_EXERCISE DIRECTIONS_
Among the following entries, count the lines that contain "tilda" and report only the result.

_DATA SHOWN_
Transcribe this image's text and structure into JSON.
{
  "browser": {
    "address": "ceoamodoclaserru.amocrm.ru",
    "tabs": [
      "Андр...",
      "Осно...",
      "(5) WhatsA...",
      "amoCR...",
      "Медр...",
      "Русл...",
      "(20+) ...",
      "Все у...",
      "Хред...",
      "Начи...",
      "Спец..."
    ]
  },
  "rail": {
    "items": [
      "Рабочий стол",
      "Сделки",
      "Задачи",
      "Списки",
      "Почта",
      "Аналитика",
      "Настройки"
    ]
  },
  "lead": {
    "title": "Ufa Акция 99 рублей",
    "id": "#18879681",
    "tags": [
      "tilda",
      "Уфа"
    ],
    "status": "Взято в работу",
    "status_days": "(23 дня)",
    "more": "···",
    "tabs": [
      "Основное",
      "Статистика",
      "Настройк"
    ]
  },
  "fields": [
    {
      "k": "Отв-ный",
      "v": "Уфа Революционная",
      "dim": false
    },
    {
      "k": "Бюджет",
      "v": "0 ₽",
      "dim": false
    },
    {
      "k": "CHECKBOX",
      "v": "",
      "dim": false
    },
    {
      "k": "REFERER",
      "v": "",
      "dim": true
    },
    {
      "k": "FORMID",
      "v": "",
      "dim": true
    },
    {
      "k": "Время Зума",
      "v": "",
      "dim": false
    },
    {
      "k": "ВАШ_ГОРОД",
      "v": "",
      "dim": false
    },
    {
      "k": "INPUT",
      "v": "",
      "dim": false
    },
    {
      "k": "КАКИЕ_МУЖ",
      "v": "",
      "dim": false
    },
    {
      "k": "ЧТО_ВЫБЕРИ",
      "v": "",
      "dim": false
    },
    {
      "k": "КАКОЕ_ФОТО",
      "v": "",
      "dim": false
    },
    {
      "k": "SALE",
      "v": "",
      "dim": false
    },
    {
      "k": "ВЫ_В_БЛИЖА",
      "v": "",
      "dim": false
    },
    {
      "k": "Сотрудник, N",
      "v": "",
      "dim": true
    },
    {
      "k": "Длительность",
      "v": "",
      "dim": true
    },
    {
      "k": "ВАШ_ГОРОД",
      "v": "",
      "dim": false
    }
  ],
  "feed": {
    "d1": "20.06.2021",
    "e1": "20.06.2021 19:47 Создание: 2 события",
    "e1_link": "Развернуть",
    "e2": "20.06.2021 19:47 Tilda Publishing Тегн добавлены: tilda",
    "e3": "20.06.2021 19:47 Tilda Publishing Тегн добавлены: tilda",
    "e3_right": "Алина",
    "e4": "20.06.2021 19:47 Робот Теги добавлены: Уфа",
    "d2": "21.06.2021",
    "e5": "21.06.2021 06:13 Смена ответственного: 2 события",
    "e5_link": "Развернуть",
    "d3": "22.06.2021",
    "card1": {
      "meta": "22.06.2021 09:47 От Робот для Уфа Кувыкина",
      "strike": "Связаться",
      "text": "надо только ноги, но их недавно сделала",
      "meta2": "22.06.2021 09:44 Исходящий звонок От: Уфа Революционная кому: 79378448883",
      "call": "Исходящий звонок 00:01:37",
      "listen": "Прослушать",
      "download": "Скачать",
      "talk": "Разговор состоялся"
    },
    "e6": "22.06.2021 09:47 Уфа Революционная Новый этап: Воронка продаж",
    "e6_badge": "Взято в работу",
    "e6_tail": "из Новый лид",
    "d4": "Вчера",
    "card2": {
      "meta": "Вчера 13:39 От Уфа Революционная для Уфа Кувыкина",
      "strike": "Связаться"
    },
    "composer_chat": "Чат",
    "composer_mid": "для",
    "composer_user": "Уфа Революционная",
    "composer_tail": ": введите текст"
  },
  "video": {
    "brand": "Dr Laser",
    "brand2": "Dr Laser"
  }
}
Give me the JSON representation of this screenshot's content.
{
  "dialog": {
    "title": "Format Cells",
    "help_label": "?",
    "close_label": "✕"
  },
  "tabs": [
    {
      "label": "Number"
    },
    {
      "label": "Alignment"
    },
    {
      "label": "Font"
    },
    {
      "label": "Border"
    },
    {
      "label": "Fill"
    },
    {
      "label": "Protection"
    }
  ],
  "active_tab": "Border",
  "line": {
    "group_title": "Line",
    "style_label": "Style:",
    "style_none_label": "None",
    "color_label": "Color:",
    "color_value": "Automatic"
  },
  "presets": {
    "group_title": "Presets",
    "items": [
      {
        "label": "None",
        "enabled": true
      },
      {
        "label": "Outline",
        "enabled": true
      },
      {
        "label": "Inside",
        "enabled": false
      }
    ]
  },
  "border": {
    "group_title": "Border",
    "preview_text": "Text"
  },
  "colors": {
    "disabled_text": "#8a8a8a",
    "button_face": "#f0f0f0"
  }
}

_EXERCISE RESPONSE_
3